Howdy, Stranger!

It looks like you're new here. If you want to get involved, click one of these buttons!

Week 44/2013: Input and GL composition

edited 2013 Nov 18 in Developers
Much of my last week was still related to Oculus Rift support in one way or another.

Oculus Rift's head tracking angles are a new type of input, so I added a new virtual input device for them into Doomsday's input subsystem. This allows binding these input values like any other input controller.
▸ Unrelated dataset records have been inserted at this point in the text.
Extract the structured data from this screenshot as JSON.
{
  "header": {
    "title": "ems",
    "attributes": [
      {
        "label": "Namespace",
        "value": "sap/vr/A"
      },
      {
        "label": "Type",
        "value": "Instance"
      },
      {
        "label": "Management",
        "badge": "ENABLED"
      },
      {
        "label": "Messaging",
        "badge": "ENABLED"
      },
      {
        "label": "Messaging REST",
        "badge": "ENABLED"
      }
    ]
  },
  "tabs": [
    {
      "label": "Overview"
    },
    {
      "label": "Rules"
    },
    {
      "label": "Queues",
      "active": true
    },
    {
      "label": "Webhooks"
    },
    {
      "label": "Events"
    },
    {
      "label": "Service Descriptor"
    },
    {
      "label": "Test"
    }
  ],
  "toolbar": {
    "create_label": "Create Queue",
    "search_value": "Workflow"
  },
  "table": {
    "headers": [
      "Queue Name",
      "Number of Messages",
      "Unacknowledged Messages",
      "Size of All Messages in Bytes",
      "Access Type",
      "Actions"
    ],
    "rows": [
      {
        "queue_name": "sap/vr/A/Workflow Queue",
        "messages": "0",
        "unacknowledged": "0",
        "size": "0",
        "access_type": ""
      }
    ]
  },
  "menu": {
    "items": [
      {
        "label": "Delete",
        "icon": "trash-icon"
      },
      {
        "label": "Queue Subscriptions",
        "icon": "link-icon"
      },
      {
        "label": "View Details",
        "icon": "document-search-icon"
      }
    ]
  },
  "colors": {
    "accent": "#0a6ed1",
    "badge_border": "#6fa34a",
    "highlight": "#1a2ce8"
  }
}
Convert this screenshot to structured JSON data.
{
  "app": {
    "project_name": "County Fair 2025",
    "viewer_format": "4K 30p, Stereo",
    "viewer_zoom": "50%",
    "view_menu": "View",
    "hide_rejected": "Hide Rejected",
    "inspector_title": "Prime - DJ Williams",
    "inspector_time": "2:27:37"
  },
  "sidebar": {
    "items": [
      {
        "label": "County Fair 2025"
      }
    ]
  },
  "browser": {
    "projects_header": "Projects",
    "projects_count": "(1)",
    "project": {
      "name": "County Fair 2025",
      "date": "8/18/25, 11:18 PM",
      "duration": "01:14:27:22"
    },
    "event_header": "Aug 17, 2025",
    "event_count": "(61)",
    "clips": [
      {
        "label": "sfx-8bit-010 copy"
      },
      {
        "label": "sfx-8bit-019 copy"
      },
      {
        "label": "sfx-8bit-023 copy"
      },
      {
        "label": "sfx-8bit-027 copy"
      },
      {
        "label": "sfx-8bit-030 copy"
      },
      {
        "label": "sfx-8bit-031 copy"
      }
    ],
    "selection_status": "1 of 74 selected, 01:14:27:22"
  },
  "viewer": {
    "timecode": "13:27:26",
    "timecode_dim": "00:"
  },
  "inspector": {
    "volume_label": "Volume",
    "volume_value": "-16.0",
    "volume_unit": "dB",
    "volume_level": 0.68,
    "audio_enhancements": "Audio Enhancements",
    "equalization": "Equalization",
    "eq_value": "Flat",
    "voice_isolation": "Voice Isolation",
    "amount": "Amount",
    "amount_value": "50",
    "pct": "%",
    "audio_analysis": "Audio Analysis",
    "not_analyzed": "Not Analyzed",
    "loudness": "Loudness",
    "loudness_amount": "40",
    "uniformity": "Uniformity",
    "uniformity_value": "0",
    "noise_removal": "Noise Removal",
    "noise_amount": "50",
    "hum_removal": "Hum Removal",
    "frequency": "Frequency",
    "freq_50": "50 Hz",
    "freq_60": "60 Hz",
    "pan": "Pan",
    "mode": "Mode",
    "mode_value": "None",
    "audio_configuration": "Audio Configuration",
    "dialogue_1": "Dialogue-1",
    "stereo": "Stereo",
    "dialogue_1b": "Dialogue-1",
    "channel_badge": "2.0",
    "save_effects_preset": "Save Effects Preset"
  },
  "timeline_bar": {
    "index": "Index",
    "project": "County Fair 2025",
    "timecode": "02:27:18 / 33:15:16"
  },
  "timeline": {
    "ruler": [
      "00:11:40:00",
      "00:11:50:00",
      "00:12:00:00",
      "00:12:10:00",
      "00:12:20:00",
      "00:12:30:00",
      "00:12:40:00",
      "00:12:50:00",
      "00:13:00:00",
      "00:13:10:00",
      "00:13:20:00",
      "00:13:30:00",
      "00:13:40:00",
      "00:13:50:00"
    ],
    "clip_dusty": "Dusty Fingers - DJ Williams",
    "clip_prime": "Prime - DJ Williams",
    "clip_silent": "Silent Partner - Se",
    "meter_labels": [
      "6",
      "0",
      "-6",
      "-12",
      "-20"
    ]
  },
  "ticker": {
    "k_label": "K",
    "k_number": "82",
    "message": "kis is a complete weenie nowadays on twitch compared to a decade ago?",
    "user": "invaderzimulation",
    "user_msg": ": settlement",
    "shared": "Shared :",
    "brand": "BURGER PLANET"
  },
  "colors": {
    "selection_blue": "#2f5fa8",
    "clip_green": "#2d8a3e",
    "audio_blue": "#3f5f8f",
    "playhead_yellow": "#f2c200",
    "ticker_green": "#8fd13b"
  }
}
I also took some time to look into low-latency player controls, as head tracking by nature should be as latency-free as possible. I started a new work branch where I applied some low-level playsim hacks that basically allow players and their mobjs to be updated as frequently as needed, without having to conform to Doom's 35 Hz input rate. I hope this will eventually allow adding an official new input mode for "modern" player controls that react as fast as possible. However, there is still plenty of work needed to fine-tune the side effects this has on gameplay. Needless to say, the "modern" controls will result in quite a different feel — especially if one is very accustomed to the vanilla controls. We will naturally keep the original 35 Hz input rate as the default configuration, though.

We then continued to hack, debug, and fix various parts of the UI and GL rendering to support the Oculus Rift barrel distortion shader. cmbruns recorded a brief video to show the results. All in all, Oculus Rift support has now cleared most of the major hurdles. The remaining work is related to improving how the 2D parts of the UI are displayed and fine-tuning the overall experience. I am very happy to see this progressing at a good pace, although I sadly cannot yet take advantage of this myself as I don't have the Oculus Rift development kit.

I've since been making further improvements to the UI framework. My goal is to allow parts of the widget tree to be drawn onto offscreen render targets (textures) that can then be drawn back to the screen with effects applied. The intent here is to draw all non-3D-world graphics onto a separate layer. This is needed because there has to be a way to have more control over how the 2D portions of the UI (which assume a flat 2D drawing surface) will be positioned in a 3D view.

My plan is to continue debugging and improving the UI framework's offscreen composition. This also ties quite nicely into the future map renderer improvements because it is forcing us to make the old GL code more compatible with the new GL2 graphics. After I've sorted out the current set of issues it will be time to start cleaning things up for merging all the recent suitable progress into the master branch.


  • Again my time was somewhat limited last week, however I was able to make some significant progress revising several key components of the map renderer wrt GL2 graphics.

    Following the 1.12 release I began a new work branch aimed at completely overhauling the map renderer's render lists using an object oriented API design and leveraging the newer GL2 components. This branch is now rapidly approaching the point where it can be merged back to the master.

    One of the issues I kept running into during 1.12 (and earlier) is how to begin redesigning the map geometry generation to use GL2 components and geometry representations while maintaining an acceptable framerate. The biggest issue there was the inflexible interface to the render lists, which, placed some large restrictions on how the geometry is passed and then stored to the central global geometry buffer.

    In the future map rendering will rely more on drawing with geometry resident on the GPU, however until that framework is in place I found it difficult to progress the generation very far. In my work branch this bottleneck/roadblock is no longer an issue as we can now easily extend the "DrawList" class API with methods accepting GL2 geometry representations.

    The final task in this branch is to replace the map renderer's central geometry store with a GLBuffer. In the process this means revising plane geometry construction to use triangle strips rather than fans (with zero-area triangles for discontinuities). The idea being that with all map geometry using strips we can transfer the whole of the buffer's contents to GL much more efficiently.

    My plan for the coming week is to complete this work and merge it into the master branch.
  • That's a good question. I believe presently cmbruns has made it so that the viewing direction, that is affected by the Rift's physical angles, is also the player's movement direction. So for the moment there isn't a "free look" option as such where you can look / aim / move in different directions.

    I've also added the option to bind the Rift's yaw angle so that it affects only looking, not aiming/moving, but it's not probably working well enough.
Sign In or Register to comment.